On February 11, New York AG Schneiderman announced a $3.2 billion settlement that includes $550 million for New York with a New York-based financial institution over its alleged deceptive practices involving the sales and issuance of Residential Mortgage-Backed Securities (RMBS) leading up to the financial crisis. According to the settlement agreement, the financial institution (i) increased the acceptable risk levels for loans held in its securitized pools; (ii) securitized certain loans that did not comply with underwriting guidelines and did not have adequate compensating factors; (iii) purchased and securitized loans which its credit and compliance team advised it not to purchase; and (iv) allowed for the purchase of loans it knew to be risky without a loan file review for credit and compliance.
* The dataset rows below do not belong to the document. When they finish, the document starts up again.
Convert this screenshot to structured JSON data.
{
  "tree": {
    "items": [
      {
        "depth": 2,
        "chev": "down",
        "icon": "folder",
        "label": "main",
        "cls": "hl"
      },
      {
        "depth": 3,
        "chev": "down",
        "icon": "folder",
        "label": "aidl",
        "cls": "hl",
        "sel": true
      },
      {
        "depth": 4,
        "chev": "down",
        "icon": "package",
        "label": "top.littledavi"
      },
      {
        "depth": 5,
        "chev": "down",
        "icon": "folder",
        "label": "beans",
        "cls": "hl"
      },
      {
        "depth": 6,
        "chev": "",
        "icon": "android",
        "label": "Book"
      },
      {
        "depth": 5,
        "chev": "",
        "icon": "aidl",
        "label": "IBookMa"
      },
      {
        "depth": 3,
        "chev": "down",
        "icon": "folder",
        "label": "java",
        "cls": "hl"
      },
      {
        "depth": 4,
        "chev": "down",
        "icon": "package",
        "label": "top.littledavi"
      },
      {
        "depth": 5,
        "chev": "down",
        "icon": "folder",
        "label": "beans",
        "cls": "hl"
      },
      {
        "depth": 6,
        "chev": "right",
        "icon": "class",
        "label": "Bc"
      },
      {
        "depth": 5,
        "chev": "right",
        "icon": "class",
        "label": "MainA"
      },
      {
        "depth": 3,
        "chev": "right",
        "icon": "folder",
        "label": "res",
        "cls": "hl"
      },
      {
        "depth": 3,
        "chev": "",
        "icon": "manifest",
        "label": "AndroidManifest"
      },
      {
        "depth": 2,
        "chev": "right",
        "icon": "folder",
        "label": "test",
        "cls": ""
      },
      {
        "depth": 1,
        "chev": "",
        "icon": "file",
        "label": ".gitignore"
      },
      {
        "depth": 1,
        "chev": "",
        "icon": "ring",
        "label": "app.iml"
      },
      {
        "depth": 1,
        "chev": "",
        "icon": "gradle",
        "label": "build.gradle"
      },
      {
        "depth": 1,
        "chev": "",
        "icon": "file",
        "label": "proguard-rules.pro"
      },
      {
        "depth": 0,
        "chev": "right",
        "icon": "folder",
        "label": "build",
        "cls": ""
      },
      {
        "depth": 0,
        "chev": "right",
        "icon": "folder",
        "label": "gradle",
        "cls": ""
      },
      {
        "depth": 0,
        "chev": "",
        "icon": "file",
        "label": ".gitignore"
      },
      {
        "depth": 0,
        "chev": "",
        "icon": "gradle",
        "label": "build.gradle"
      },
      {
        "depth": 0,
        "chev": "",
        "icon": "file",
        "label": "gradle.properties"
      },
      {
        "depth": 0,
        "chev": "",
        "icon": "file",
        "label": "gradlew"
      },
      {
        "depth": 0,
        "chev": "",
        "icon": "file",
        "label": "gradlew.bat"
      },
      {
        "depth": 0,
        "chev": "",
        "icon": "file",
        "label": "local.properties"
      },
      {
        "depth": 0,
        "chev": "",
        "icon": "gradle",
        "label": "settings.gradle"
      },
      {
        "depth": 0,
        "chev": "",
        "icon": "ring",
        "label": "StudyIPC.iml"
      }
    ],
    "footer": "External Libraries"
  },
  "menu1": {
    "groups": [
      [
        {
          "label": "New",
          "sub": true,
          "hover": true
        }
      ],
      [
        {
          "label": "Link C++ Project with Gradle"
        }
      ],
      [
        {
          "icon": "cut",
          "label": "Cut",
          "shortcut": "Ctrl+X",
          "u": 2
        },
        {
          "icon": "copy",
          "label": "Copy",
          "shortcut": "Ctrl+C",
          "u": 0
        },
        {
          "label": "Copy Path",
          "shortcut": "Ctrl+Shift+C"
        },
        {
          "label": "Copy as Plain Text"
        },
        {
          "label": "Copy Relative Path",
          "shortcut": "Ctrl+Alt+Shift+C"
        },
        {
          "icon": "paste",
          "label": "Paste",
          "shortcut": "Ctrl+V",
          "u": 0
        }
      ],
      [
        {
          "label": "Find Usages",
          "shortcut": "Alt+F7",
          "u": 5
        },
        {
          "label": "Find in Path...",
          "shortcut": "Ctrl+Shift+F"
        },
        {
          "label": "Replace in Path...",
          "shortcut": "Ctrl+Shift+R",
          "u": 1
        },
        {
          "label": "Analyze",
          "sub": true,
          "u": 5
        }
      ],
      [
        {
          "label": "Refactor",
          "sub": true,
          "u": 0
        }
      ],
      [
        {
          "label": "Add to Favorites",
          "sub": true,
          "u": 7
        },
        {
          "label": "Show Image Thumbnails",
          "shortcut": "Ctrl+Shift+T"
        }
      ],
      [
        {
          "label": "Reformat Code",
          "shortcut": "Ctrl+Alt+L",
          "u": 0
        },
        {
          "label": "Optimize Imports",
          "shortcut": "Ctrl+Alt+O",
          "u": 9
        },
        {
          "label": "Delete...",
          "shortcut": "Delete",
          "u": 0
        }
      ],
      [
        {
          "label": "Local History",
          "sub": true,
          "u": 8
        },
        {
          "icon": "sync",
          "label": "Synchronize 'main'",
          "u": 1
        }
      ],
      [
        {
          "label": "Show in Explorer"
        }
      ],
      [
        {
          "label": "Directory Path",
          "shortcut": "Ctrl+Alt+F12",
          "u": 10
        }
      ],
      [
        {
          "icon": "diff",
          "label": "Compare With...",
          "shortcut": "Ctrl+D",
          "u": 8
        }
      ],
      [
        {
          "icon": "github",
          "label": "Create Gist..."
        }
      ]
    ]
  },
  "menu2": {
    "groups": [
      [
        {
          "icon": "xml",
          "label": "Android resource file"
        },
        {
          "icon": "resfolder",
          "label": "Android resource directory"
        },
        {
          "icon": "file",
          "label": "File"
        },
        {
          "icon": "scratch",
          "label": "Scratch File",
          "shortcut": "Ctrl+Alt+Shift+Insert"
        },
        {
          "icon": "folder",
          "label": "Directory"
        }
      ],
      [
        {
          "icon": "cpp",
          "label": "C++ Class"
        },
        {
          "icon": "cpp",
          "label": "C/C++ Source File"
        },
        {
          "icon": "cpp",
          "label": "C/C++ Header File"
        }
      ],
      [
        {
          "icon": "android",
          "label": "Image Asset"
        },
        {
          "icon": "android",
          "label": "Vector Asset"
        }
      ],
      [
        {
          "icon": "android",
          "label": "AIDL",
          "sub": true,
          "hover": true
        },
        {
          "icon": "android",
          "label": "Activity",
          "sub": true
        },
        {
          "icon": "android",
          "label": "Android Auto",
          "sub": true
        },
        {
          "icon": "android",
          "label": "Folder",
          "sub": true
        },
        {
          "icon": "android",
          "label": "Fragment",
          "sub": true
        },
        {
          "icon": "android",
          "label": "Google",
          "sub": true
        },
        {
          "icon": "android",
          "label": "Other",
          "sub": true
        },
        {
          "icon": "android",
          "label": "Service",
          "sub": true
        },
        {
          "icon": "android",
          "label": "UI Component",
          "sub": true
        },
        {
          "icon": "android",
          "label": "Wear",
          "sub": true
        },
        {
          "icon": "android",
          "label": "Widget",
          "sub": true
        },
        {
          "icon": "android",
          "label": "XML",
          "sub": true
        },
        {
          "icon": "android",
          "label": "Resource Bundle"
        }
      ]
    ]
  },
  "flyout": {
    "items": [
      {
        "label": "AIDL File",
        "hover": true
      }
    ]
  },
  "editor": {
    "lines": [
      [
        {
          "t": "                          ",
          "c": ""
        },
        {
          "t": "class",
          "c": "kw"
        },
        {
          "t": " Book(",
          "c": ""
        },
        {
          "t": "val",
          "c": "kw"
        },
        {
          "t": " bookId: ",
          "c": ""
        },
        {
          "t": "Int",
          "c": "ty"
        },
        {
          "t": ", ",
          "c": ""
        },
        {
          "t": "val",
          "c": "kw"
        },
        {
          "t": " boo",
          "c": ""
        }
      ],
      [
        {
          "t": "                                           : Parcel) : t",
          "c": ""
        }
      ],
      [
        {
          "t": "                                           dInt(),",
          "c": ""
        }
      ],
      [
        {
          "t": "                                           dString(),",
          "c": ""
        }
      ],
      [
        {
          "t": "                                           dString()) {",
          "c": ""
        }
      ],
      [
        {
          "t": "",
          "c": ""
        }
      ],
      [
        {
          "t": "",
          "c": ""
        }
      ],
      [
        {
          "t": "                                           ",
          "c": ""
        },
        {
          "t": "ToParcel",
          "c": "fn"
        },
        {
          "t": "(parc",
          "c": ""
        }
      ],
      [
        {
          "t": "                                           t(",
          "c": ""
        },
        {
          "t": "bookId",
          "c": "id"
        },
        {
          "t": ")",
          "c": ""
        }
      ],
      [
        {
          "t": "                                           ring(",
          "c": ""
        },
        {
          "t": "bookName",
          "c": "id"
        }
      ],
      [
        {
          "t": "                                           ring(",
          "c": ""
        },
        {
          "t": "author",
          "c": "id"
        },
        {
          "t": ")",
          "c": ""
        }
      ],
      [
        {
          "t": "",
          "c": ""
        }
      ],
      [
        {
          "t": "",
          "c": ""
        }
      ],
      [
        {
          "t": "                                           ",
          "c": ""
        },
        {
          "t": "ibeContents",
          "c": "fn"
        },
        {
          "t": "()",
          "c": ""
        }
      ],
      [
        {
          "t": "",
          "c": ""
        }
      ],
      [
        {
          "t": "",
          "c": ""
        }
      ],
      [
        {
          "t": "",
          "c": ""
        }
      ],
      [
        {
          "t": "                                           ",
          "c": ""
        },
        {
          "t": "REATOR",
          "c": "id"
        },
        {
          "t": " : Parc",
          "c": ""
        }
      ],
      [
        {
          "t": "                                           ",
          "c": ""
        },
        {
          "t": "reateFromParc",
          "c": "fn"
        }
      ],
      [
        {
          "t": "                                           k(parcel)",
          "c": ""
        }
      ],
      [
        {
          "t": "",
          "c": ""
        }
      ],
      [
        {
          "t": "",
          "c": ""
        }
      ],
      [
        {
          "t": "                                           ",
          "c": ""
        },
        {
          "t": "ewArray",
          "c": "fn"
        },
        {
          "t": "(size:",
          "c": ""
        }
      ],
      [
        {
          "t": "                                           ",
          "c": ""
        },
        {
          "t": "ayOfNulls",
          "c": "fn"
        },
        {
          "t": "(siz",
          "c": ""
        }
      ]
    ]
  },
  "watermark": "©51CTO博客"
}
The settlement requires the financial institution to (i) provide at least $400 million in consumer relief directly to struggling families and communities across the state; and (ii) pay $150 million “in consideration for the settlement of potential legal claims by the NYAG as compensation for harms to the State of New York allegedly resulting from [its] creation, packaging, marketing, underwriting, sale, structuring, arrangement, and issuance of RMBS in 2006 and 2007.”
New York AG Schneiderman’s settlement is in conjunction with other settlements with members, including the DOJ, of the RMBS Working Group, which was formed in 2012 as a joint federal and state enforcement effort for investigating the RMBS market for fraud and abuse. Finally, in a similar effort last week, the FDIC, as the receiver of affected banks, announced an RMBS-related settlement with the same New York-based financial institution.